→ Exercise data
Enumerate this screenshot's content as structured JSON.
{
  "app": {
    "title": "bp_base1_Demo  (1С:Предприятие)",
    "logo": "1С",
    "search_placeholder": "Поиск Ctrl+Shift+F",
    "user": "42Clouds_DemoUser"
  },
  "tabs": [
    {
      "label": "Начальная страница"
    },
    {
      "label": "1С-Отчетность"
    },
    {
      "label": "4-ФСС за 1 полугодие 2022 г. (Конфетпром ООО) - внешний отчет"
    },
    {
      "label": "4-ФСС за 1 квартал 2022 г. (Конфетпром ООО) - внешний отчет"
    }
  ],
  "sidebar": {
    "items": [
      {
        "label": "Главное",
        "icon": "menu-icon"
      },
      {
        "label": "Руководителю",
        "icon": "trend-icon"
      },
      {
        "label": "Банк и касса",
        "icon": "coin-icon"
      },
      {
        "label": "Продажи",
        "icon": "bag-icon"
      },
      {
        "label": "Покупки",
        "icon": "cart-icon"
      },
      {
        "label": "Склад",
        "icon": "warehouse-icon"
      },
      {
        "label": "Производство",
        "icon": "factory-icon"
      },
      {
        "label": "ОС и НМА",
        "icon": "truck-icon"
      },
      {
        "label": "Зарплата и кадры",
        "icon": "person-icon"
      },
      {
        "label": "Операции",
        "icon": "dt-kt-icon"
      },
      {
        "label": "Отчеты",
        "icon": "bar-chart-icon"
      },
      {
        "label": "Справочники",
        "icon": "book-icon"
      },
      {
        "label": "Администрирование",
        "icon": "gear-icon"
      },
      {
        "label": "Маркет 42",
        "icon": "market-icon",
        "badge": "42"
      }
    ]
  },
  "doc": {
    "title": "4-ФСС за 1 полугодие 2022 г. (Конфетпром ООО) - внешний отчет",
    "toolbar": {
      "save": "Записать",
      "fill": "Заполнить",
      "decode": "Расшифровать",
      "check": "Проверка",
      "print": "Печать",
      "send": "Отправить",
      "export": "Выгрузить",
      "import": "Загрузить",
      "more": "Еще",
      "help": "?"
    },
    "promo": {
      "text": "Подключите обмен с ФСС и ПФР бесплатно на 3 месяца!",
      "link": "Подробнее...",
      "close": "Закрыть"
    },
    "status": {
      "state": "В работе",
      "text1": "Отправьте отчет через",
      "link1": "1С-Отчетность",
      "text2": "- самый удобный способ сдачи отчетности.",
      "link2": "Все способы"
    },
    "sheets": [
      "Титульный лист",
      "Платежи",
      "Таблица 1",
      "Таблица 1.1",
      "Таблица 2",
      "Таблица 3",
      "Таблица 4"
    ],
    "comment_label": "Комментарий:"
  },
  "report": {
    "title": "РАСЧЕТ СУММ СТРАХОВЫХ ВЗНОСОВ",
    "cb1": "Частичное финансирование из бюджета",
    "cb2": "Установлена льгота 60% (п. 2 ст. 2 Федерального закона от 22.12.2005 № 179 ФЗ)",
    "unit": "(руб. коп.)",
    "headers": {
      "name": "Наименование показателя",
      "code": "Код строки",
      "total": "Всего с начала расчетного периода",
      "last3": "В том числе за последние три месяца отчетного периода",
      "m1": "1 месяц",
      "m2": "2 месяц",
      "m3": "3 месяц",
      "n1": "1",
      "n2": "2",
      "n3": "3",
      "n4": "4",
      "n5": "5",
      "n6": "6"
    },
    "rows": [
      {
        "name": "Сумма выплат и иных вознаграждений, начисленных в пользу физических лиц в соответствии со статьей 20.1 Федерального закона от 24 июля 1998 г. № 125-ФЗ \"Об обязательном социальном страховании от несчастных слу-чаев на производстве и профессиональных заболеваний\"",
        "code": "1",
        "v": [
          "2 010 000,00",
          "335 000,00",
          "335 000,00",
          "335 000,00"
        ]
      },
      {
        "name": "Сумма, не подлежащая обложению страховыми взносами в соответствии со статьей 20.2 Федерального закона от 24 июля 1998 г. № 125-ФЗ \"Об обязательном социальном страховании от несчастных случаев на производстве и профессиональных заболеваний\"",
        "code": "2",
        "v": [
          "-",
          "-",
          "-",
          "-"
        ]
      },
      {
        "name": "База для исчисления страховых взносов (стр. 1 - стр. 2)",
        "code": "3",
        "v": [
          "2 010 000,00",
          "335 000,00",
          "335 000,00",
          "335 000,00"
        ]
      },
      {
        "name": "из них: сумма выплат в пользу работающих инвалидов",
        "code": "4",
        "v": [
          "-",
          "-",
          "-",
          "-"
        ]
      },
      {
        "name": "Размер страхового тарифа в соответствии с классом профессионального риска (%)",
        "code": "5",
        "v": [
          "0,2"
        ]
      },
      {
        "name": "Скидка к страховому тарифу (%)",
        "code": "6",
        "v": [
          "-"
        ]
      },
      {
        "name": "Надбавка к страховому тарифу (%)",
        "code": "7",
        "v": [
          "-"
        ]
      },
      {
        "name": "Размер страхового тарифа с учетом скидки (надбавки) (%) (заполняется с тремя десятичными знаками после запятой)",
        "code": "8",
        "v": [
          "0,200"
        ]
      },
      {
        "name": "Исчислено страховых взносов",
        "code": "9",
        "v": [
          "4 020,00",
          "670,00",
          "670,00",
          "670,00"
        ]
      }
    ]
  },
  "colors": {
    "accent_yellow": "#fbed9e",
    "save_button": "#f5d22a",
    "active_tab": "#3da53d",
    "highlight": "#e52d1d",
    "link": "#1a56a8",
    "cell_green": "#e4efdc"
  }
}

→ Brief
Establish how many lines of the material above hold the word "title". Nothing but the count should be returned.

→ Task output
3